Learning from the KoruDecember 7, 2005
I was reading a portion of Steve Taylor’s new book, “The Out-of-Bounds Church” and he remarks about something he calls “Koru Theology”. The Koru is a fern that grows in the South Pacific and is one of the primary symbols of New Zealand.
Here is a picture of a Koru…notice the repetitive shape, and how much it follows the designs of fractal geometry.
Here is just a portion of what Taylor says about the concept pictured by this fern:
“At the heart of the fern sits a tiny, curled frond. If it’s given space, it unfurls…and the fern cannot grow unless it is given a clear path toward the sun. So the Maori burn off undergrowth to encourage new life. The cycles of death and decay are the compost of the new. This is Koru Theology.”
Taylor’s book is about new concepts of understanding our relationship with God and what the Church will look like in the next few generations. He comments on how today’s church often focuses on the past and its failures. The Koru promises that if someone is given enough light (Truth directly from God) and space (the place to make mistakes), they will grow and create something that has never existed before, a shape never seen.

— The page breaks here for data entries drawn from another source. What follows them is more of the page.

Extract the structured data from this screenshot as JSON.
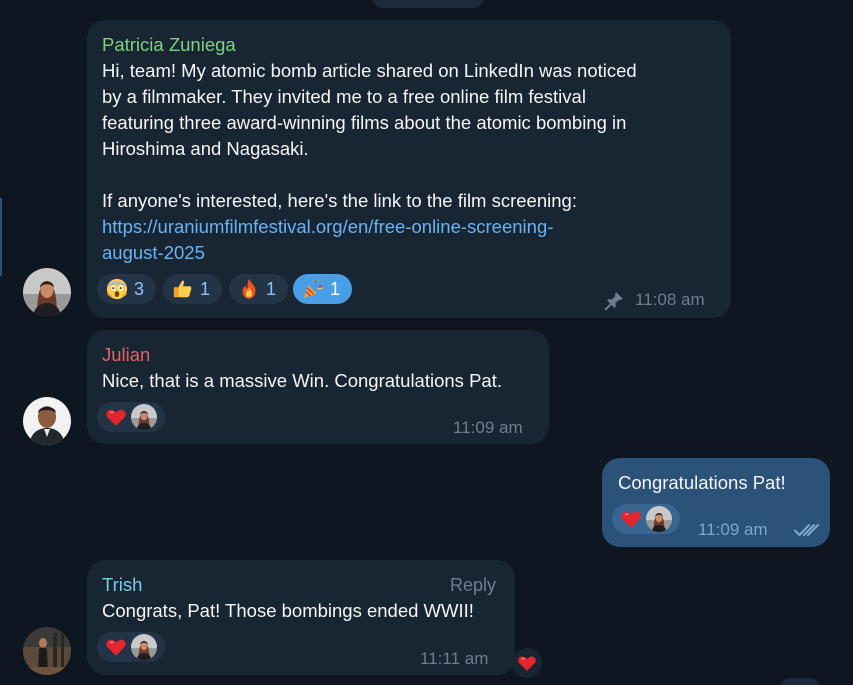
{
  "messages": [
    {
      "sender": "Patricia Zuniega",
      "sender_color": "#7fd17f",
      "lines": [
        "Hi, team! My atomic bomb article shared on LinkedIn was noticed",
        "by a filmmaker. They invited me to a free online film festival",
        "featuring three award-winning films about the atomic bombing in",
        "Hiroshima and Nagasaki.",
        "",
        "If anyone's interested, here's the link to the film screening:"
      ],
      "link_lines": [
        "https://uraniumfilmfestival.org/en/free-online-screening-",
        "august-2025"
      ],
      "reactions": [
        {
          "emoji": "scream-emoji",
          "count": "3"
        },
        {
          "emoji": "thumbs-up-emoji",
          "count": "1"
        },
        {
          "emoji": "fire-emoji",
          "count": "1"
        },
        {
          "emoji": "party-popper-emoji",
          "count": "1"
        }
      ],
      "time": "11:08 am",
      "pinned": true
    },
    {
      "sender": "Julian",
      "sender_color": "#e8606a",
      "text": "Nice, that is a massive Win. Congratulations Pat.",
      "reaction": "heart-emoji",
      "time": "11:09 am"
    },
    {
      "text": "Congratulations Pat!",
      "reaction": "heart-emoji",
      "time": "11:09 am",
      "status": "read",
      "outgoing": true
    },
    {
      "sender": "Trish",
      "sender_color": "#6fd0e8",
      "text": "Congrats, Pat! Those bombings ended WWII!",
      "reply_label": "Reply",
      "reaction": "heart-emoji",
      "time": "11:11 am"
    }
  ],
  "colors": {
    "background": "#0e1621",
    "incoming_bubble": "#182533",
    "outgoing_bubble": "#2b5278",
    "link": "#6ab3f3",
    "meta_text": "#6d7f8f"
  }
}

He believes that we hinder each other’s growth by insisting that people focus their lives on the structures of the past and examples from the past instead of being birthed into new examples of what Christ wants to build upon this earth.
In another place, Taylor says,
“Koru theology invites us to discover the possibilities of who we might become rather than dwelling on who we have been. The brokenness of the past needs to become the ground upon which the new life is built.”
I believe that Taylor is seeing something profound. There is a tendency in any human endeavor to rely upon traditions for acceptable behavior. Unfortunately, the primary purpose of Tradition is not behavior but passing down unchangeable truth. For instance, one generation might pass down the truth that the Bible is a valuable guide for life and practice. For some people, that might mean sticking to a particular translation of the Bible because it represents good scholarship and accurate rendering of the Greek and Hebrew into English. For another generation, that might mean having the Bible on PDA, CD, Computer, iPod, Cell Phone and Screen Saver. These are new ways to honor the Bible that the last generation would never have thought of.
I recently had someone tell me that they thought computers were evil because they were used for Pornography and that we shouldn’t put the Bible there. The same case could be made for paper, since that is where porn started, isn’t it?
Look at the Koru and see your future. If given space, you can be whatever God wants you to be.